A group of federal, state and local officials gathered Monday to celebrate the teamwork that has allowed the continued expansion of the Lake Marion Regional Water System.
The officials broke ground on a 10.7-mile water main extension in Dorchester County.
“Thank you for the teamwork, thank you for the commitment to our communities, to our towns,” said Lake Marion Regional Water Agency Chairman Johnnie Wright. He is also chairman of Orangeburg County Council.
“It’s all about teamwork. We all need each other,” he said.
The extension will take water between Harleyville and Ridgeville. Construction begins this month and is scheduled for completion by early 2019.
“This 10.7-mile reach will stretch from the town of Harleyville to Ridgeville into Dorchester County,” said Lt. Col. Jason A. Legro, acting commander for the Charleston District of the U.S. Army Corps of Engineers.
The Dorchester reach project is the sixth water transmission project the U.S. Army Corps of Engineers, Lake Marion Regional Water Agency and Santee Cooper have collaborated to build since 2008.
The first was the completion of the Lake Marion water treatment plant in 2008. Legro said subsequent projects have pumped water to the towns of Santee, Elloree, Holly Hill and Harleyville.
“With the completion of the Dorchester reach project, 45.4 miles of water pipe will have been constructed, tested, flushed and disinfected, bringing clean drinking water to thousands of residents and hundreds of businesses in both counties,” he said.
There are plans to extend the system farther into the region when federal and local funds become available.
“The Charleston District is proud to partner with the Lake Marion Regional Water Agency and Santee Cooper to provide reliable, clean drinking water to Calhoun, Dorchester, Orangeburg and Berkley counties for both municipal and industrial consumptions,” Legro said. “We’ve enjoyed this partnership for over a decade.

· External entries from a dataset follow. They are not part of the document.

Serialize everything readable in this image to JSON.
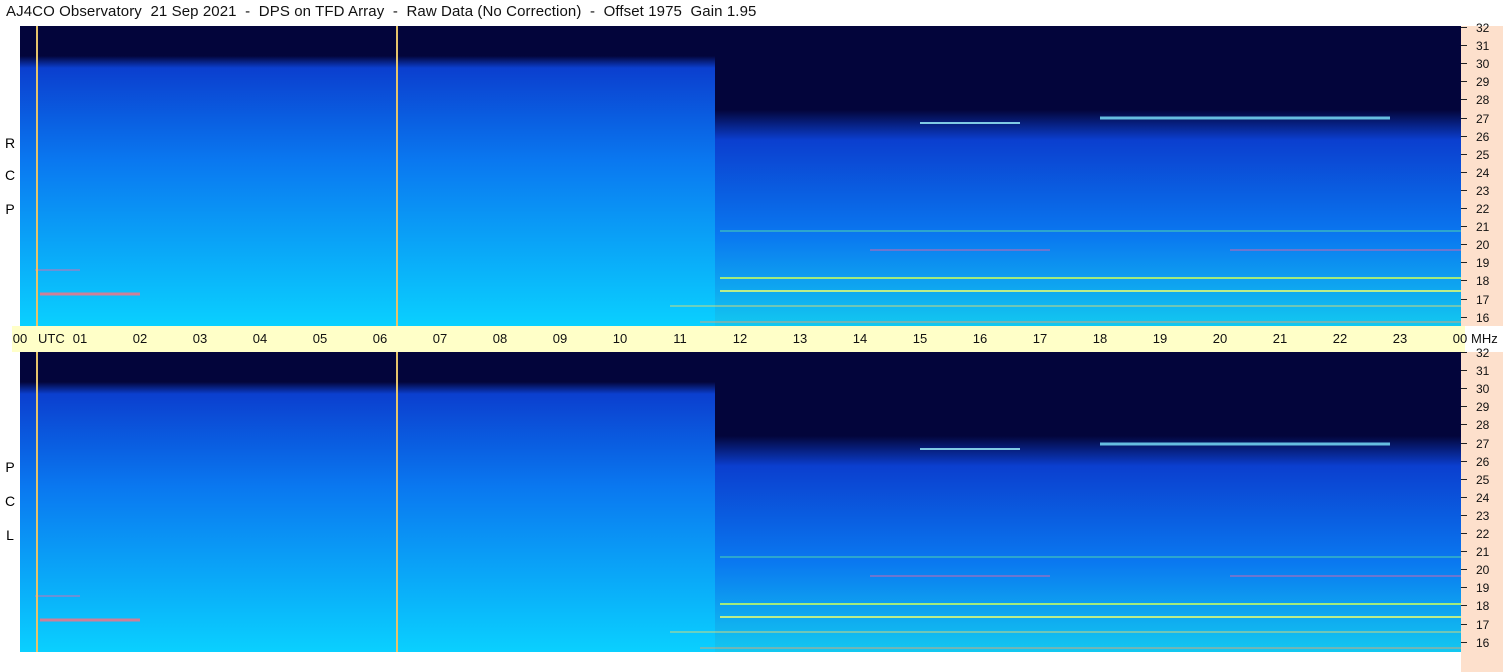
{
  "title": "AJ4CO Observatory  21 Sep 2021  -  DPS on TFD Array  -  Raw Data (No Correction)  -  Offset 1975  Gain 1.95",
  "panels": {
    "rcp": {
      "letters": [
        "R",
        "C",
        "P"
      ]
    },
    "lcp": {
      "letters": [
        "L",
        "C",
        "P"
      ]
    }
  },
  "time_axis": {
    "utc_label": "UTC",
    "unit_label": "MHz",
    "hours": [
      "00",
      "01",
      "02",
      "03",
      "04",
      "05",
      "06",
      "07",
      "08",
      "09",
      "10",
      "11",
      "12",
      "13",
      "14",
      "15",
      "16",
      "17",
      "18",
      "19",
      "20",
      "21",
      "22",
      "23",
      "00"
    ]
  },
  "freq_axis": {
    "labels": [
      "32",
      "31",
      "30",
      "29",
      "28",
      "27",
      "26",
      "25",
      "24",
      "23",
      "22",
      "21",
      "20",
      "19",
      "18",
      "17",
      "16"
    ]
  },
  "colors": {
    "night": "#03053b",
    "deep_blue": "#0b3fcf",
    "mid_blue": "#0a78f0",
    "cyan": "#0ad0ff",
    "marker_line": "#e6c46a",
    "axis_fill": "#ffffc8",
    "tick_fill": "#fde0cc"
  }
}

The relationship will bring a reliable source of potable water to the portions of five counties and six municipalities.”
Jay Byars, Dorchester County Council chairman said, “This is really an opportunity to start stepping forward into the future.”
“It represents opportunity for over 100,000 people in Calhoun, Orangeburg, Berkeley and Dorchester counties to realize the fruits of some hard labor to be able to get to this point,” Byars said. “It’s a great day in Dorchester County and this is an opportunity where we’re going to be able to provide safe and reliable water for our citizens.”
Byars said the project represents an opportunity for jobs to locate “close to home” in Dorchester County, for a better quality of life and for healthier families.
The project will provide water along Highway 78. That will improve fire protection with the installation of fire hydrants along that line and corridor, Byars said.
“It’s a great day in Dorchester County and we’re looking forward to the future,” Byars said.
Sixth District Congressman James E. Clyburn thanked the many partners who helped with the project over the past 10 years.
Clyburn noted that the availability of clean water will improve the lives of both young and old.
“I’m more interested than anything else in having a healthy workforce,” Clyburn said. “If you have the jobs and people are getting sick because they don’t have safe drinking water, what have you done?”
In addition, he wants to ensure that children in schools have good educational environments.
“I want to make sure that little children can sit in their classrooms in these school buildings and have clean water,” Clyburn said. “I want to make sure that those school buildings have water and sewer.”
He told the other elected officials in attendance to stay focused on economic development but, “it’s much, much better when the people are healthy.”
Jim Brogden, interim president and CEO of Santee Cooper, said the water project will bring on more customers which will lower overall costs.
According to The Post and Courier, the $10 million project will be paid for with $4.66 million from the Army Corps of Engineers, $3 million from the S.C. Rural Infrastructure Authority, $1 million from Santee Cooper, $400,000 from Dorchester County and other matching funds.
The 16- to 20-inch main will be capable of carrying 2 million gallons a day, enough to serve 25,000 people, according to the Post and Courier.